Plato defined song (melos) as the fusion of word, rhythm, and melody; so Greek music seems to have been monophonic. … Vocal music was more respected than instrumental because of notions like Aristotle’s that voices are found only in creatures with souls.
Was Greek music polyphonic?
According to the common view of ethnomusicologists, most Greek traditional music is monophonic, both solo and unison. Only in two regions, geographically situated on opposite sides of the country, are vocal forms of traditional polyphony found.
What is the structure of Greek music?
Greek folk song, either diatonic or chromatic, like Byzantine music, is monophonic and modal in structure. In other words, without any harmonic accompaniment its melodies are based on a different sequence of intervals than that of the major and minor modes of Western music.
What are the characteristics of Greek music?
Characteristics of Greek music are as follows
Terms, such as perfect, imperfect consonance (4ths, 5ths, octaves, thirds, and sixths) come from Greek theory. Most of the music in ancient Greece were composed of one un-harmonized melodic line. Divine origin and religious important were given to ancient Greek music.
What date did the earliest polyphonic music emerge?
Although the exact origins of polyphony in the Western church traditions are unknown, the treatises Musica enchiriadis and Scolica enchiriadis, both dating from c. 900, are usually considered the oldest extant written examples of polyphony.
Was ancient Greek music homophonic?
A homophonic texture may be homorhythmic, which means that all parts have the same rhythm. … Initially, in Ancient Greece, homophony indicated music in which a single melody is performed by two or more voices in unison or octaves, i.e. monophony with multiple voices.
What makes Greek sound Greek?
In ancient Greek the voice went up in pitch on certain syllables and fell on others (the accents of ancient Greek indicate pitch, not stress). The contours of the melody follow those pitches here, and fairly consistently in all the documents.
What music principle did the Greeks discover?

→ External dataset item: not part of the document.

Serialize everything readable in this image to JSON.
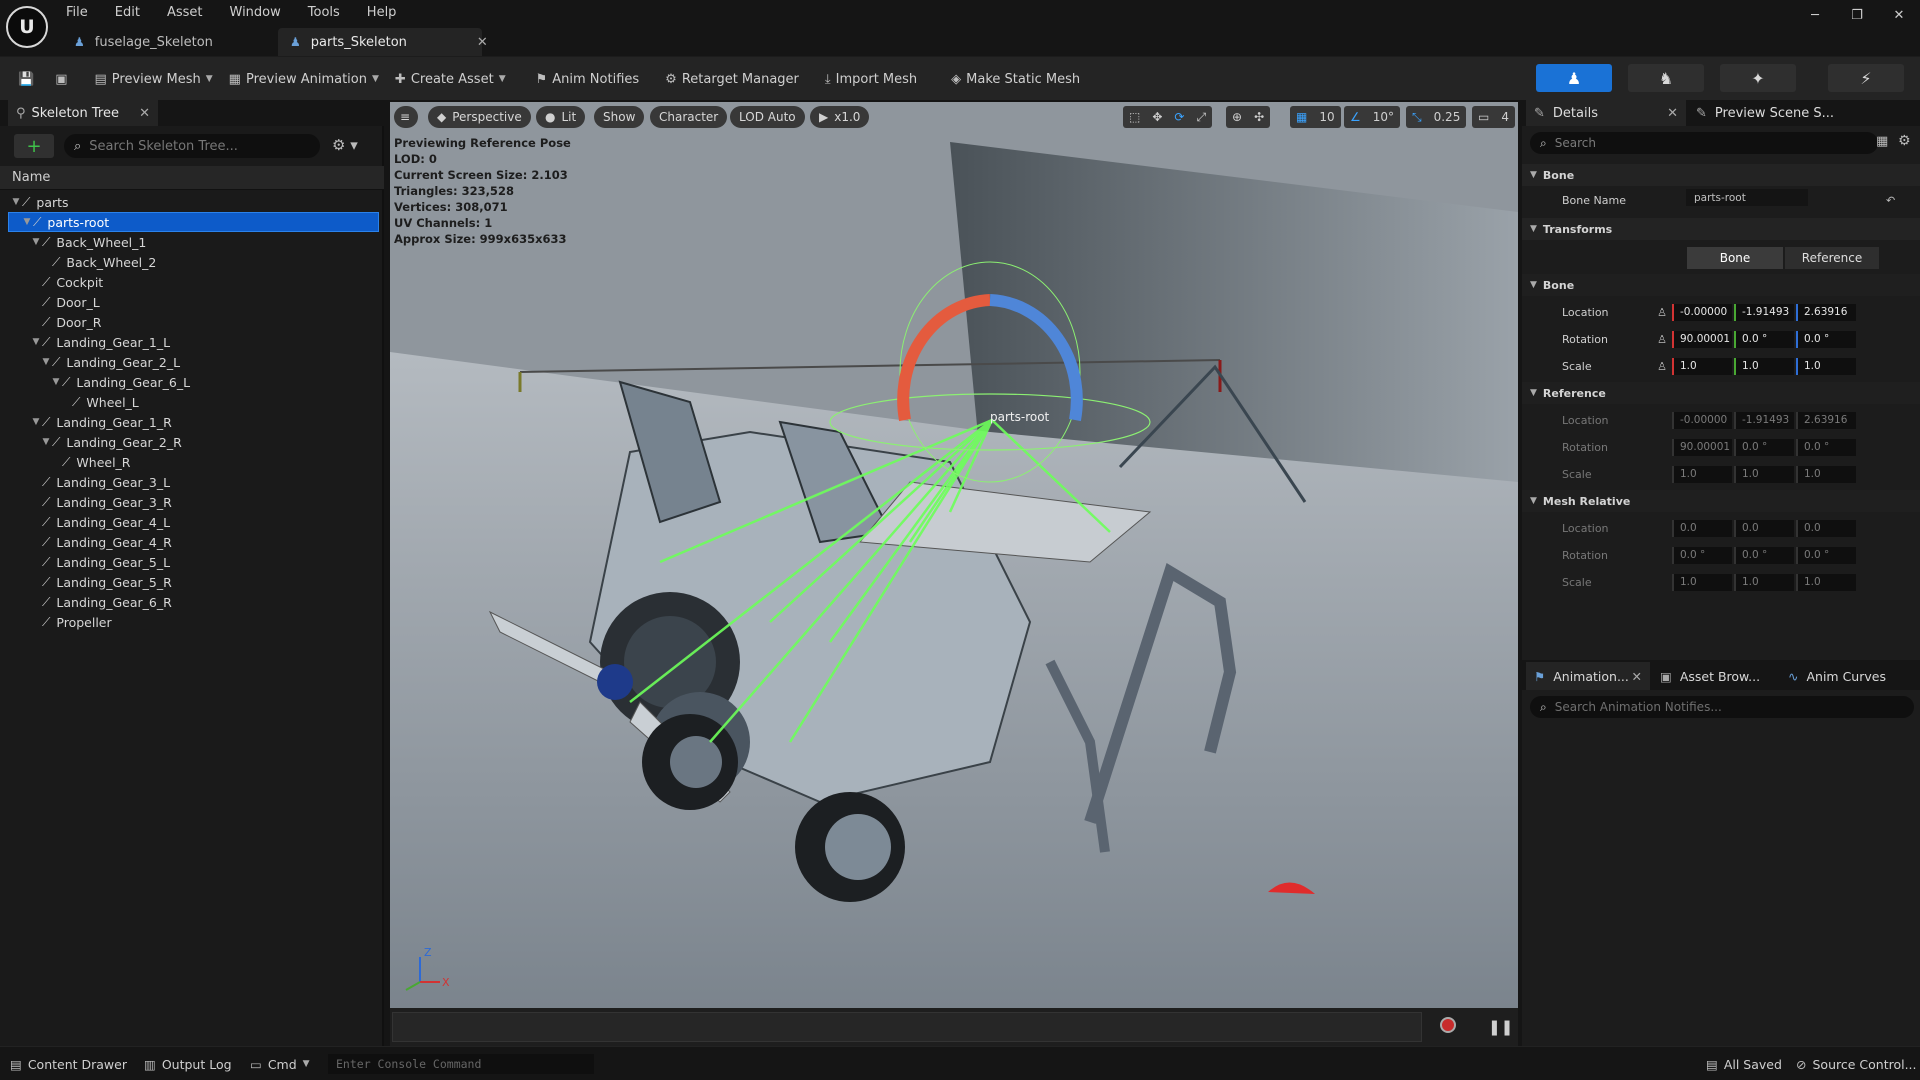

The study of music in ancient Greece was included in the curriculum of great philosophers, Pythagoras in particular believed that music was subject to the same mathematical laws of harmony as the mechanics of the cosmos, evolving into an idea known as the music of the spheres.

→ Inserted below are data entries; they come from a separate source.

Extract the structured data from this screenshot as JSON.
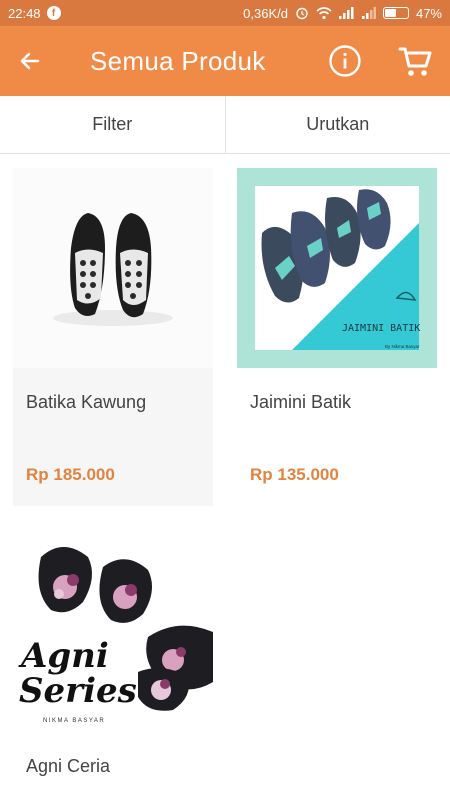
{
  "status_bar": {
    "time": "22:48",
    "network_speed": "0,36K/d",
    "battery": "47%"
  },
  "app_bar": {
    "title": "Semua Produk",
    "icons": [
      "back-arrow-icon",
      "info-icon",
      "cart-icon"
    ]
  },
  "toolbar": {
    "filter_label": "Filter",
    "sort_label": "Urutkan"
  },
  "products": [
    {
      "name": "Batika Kawung",
      "price": "Rp 185.000"
    },
    {
      "name": "Jaimini Batik",
      "price": "Rp 135.000",
      "image_caption": "JAIMINI BATIK",
      "image_brand": "By Nikma Basyar"
    },
    {
      "name": "Agni Ceria",
      "image_caption_1": "Agni",
      "image_caption_2": "Series",
      "image_brand": "NIKMA BASYAR"
    }
  ],
  "colors": {
    "app_bar": "#ef8a47",
    "status_bar": "#d9793f",
    "price": "#e0843f",
    "card_bg": "#f6f6f6"
  }
}
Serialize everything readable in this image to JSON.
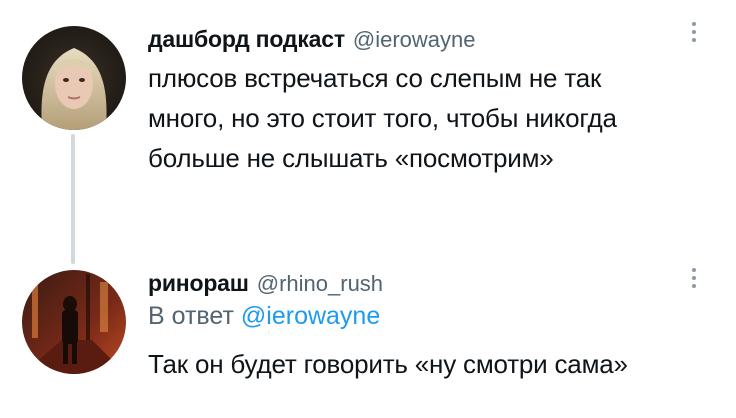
{
  "tweets": [
    {
      "author_name": "дашборд подкаст",
      "handle": "@ierowayne",
      "text_lines": [
        "плюсов встречаться со слепым не так",
        "много, но это стоит того, чтобы никогда",
        "больше не слышать «посмотрим»"
      ]
    },
    {
      "author_name": "ринораш",
      "handle": "@rhino_rush",
      "reply_prefix": "В ответ",
      "reply_mention": "@ierowayne",
      "text_lines": [
        "Так он будет говорить «ну смотри сама»"
      ]
    }
  ],
  "colors": {
    "text": "#0f1419",
    "secondary": "#536471",
    "accent": "#1d9bf0",
    "thread_line": "#cfd9de"
  },
  "icons": {
    "more": "more-vertical-icon"
  }
}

Is Greek music Turkish?
Turks and Greeks have preserved many similarities when it comes to music, from style to instruments and lyrics. … Most of the songs, similar in both Turkey and Greece, are about life before and after the population exchange between Greece and Turkey.
What is Greek music theory?

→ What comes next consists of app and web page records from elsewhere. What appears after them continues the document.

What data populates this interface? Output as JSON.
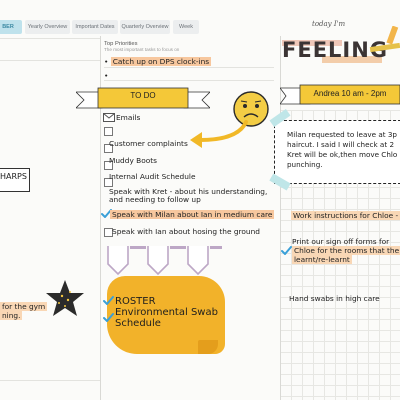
{
  "tabs": [
    {
      "label": "BER",
      "active": true
    },
    {
      "label": "Yearly Overview",
      "active": false
    },
    {
      "label": "Important Dates",
      "active": false
    },
    {
      "label": "Quarterly Overview",
      "active": false
    },
    {
      "label": "Week",
      "active": false
    }
  ],
  "priorities": {
    "title": "Top Priorities",
    "subtitle": "The most important tasks to focus on",
    "items": [
      "Catch up on DPS clock-ins",
      ""
    ]
  },
  "header_art": {
    "today_text": "today I'm",
    "feeling_text": "FEELING"
  },
  "todo": {
    "banner": "TO DO",
    "items": [
      {
        "text": "Emails",
        "checked": false
      },
      {
        "text": "Customer complaints",
        "checked": false
      },
      {
        "text": "Muddy Boots",
        "checked": false
      },
      {
        "text": "Internal Audit Schedule",
        "checked": false
      },
      {
        "text": "Speak with Kret - about his understanding,",
        "text2": "and needing to follow up",
        "checked": false
      },
      {
        "text": "Speak with Milan about Ian in medium care",
        "checked": true
      },
      {
        "text": "Speak with Ian about hosing the ground",
        "checked": false
      }
    ]
  },
  "roster_note": {
    "lines": [
      "ROSTER",
      "Environmental Swab",
      "Schedule"
    ]
  },
  "right_panel": {
    "banner": "Andrea 10 am - 2pm",
    "note_lines": [
      "Milan requested to leave at 3p",
      "haircut. I said I will check at 2",
      "Kret will be ok,then move Chlo",
      "punching."
    ],
    "work_instructions": "Work instructions for Chloe -",
    "print_lines": [
      "Print our sign off forms for",
      "Chloe for the rooms that the",
      "learnt/re-learnt"
    ],
    "hand_swabs": "Hand swabs in high care"
  },
  "left_panel": {
    "sharps_label": "HARPS",
    "gym_lines": [
      "for the gym",
      "ning."
    ]
  },
  "colors": {
    "tab_active_bg": "#bfe2ec",
    "banner_yellow": "#f4c838",
    "highlight_orange": "#f7c79e",
    "roster_yellow": "#f2b22a",
    "check_blue": "#3aa0d8"
  }
}
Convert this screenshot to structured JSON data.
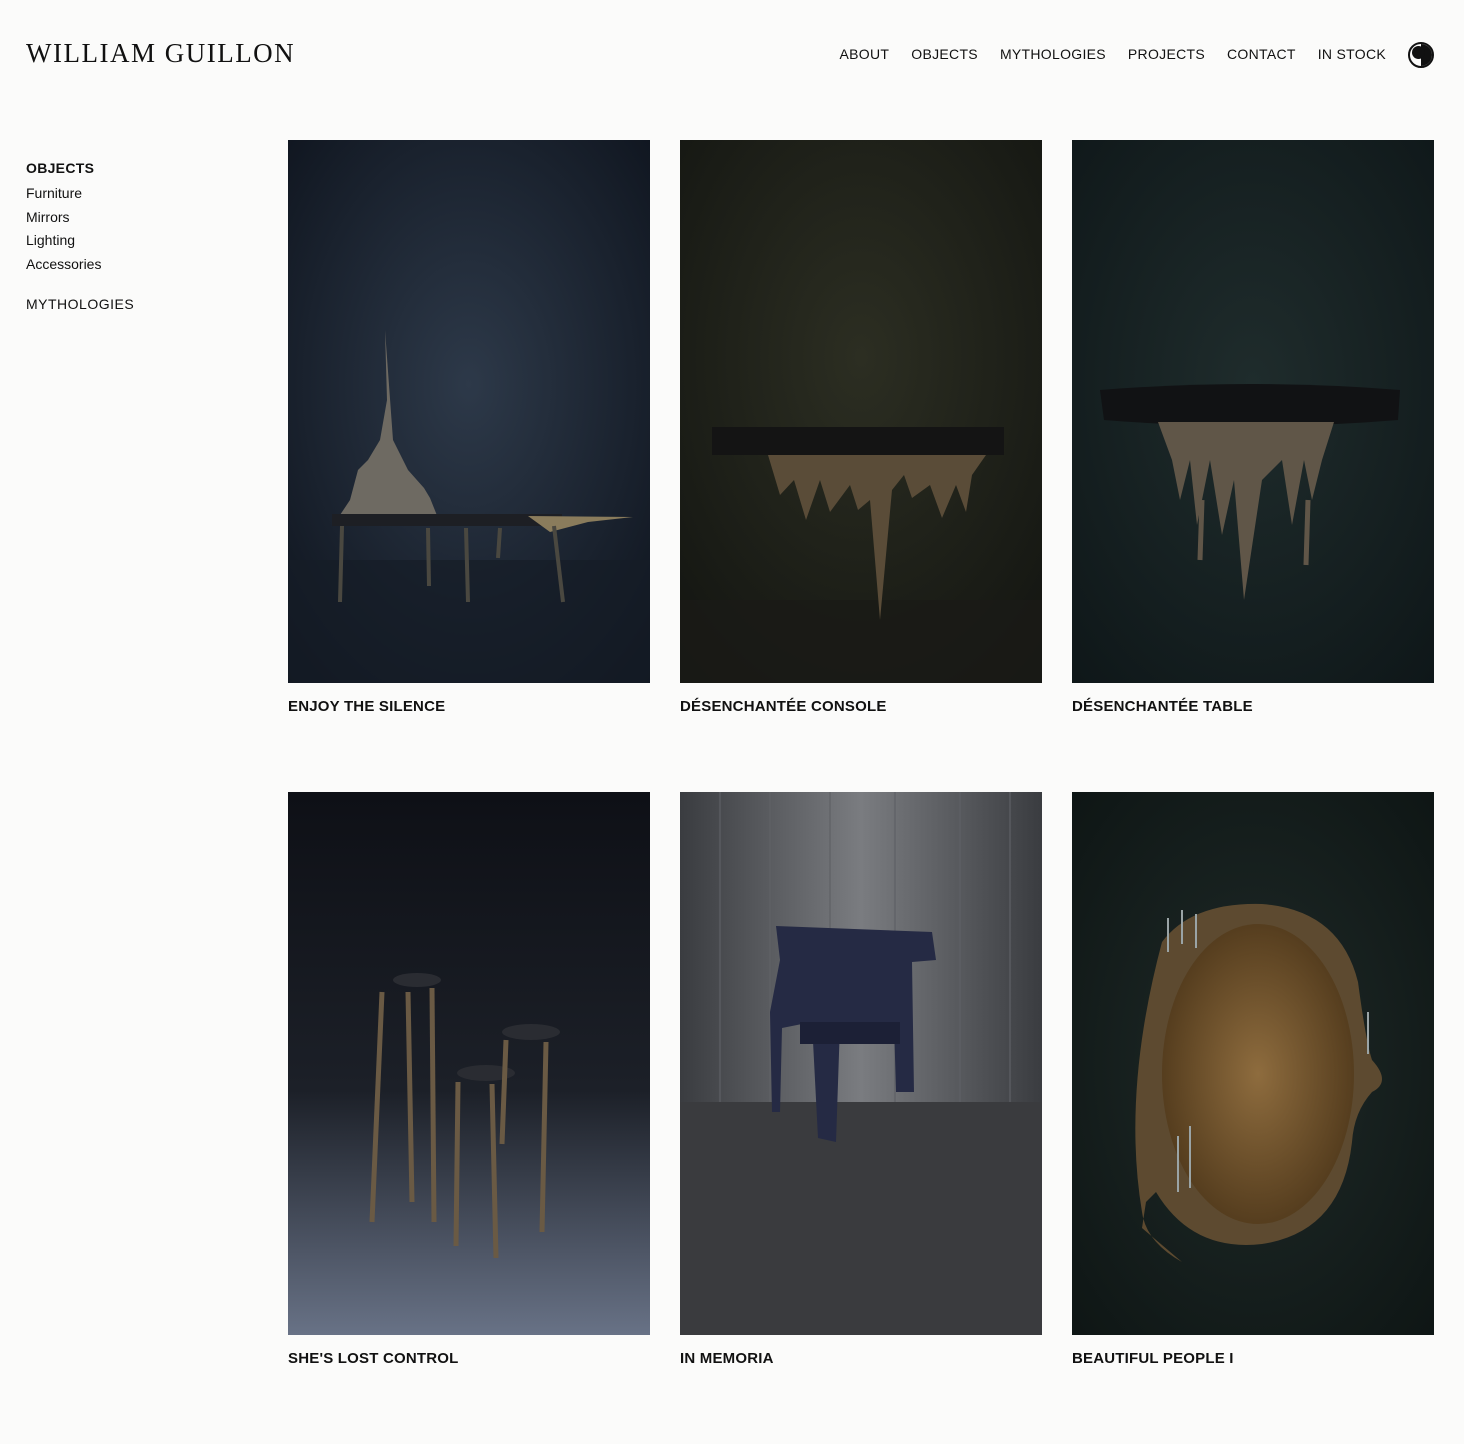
{
  "brand": {
    "name": "WILLIAM GUILLON"
  },
  "nav": [
    "ABOUT",
    "OBJECTS",
    "MYTHOLOGIES",
    "PROJECTS",
    "CONTACT",
    "IN STOCK"
  ],
  "sidebar": {
    "heading": "OBJECTS",
    "items": [
      "Furniture",
      "Mirrors",
      "Lighting",
      "Accessories"
    ],
    "secondary": "MYTHOLOGIES"
  },
  "products": [
    {
      "title": "ENJOY THE SILENCE"
    },
    {
      "title": "DÉSENCHANTÉE CONSOLE"
    },
    {
      "title": "DÉSENCHANTÉE TABLE"
    },
    {
      "title": "SHE'S LOST CONTROL"
    },
    {
      "title": "IN MEMORIA"
    },
    {
      "title": "BEAUTIFUL PEOPLE I"
    }
  ],
  "icons": {
    "theme_toggle": "half-moon-icon"
  },
  "colors": {
    "background": "#fbfbfa",
    "text": "#111111"
  }
}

Greek music theory, any of the various arrangements of tones (T) and semitones (S) within an octave (series of eight consecutive notes) in the scale system. The basic Greek scale ranged two octaves and was called the Greater Perfect System.
What is traditional Greek music called?
Greek traditional (folk) music or “dimotiki music” as it is most commonly called, includes all songs, tempos and rhythms of the Greek regions (with the exception of more recently established urban areas).
Why is Greek music important?
Music is an important aspect of daily Greek culture. … Music in Greece became an expression and a testimony of the slavery years, a weapon of opposition against the colonel authority and a way to express love, death, human fears, that accompanied the Greeks in their everyday life.
Who started polyphonic music?
Pérotin, Latin Perotinus, (died 1238?, Paris?, France), French composer of sacred polyphonic music, who is believed to have introduced the composition of polyphony in four parts into Western music.
What is monophonic melody?
In music, monophony is the simplest of musical textures, consisting of a melody (or “tune”), typically sung by a single singer or played by a single instrument player (e.g., a flute player) without accompanying harmony or chords. Many folk songs and traditional songs are monophonic.
What was the first major center of polyphony?
The first major center of polyphony was: c. Notre Dame Cathedral in Paris.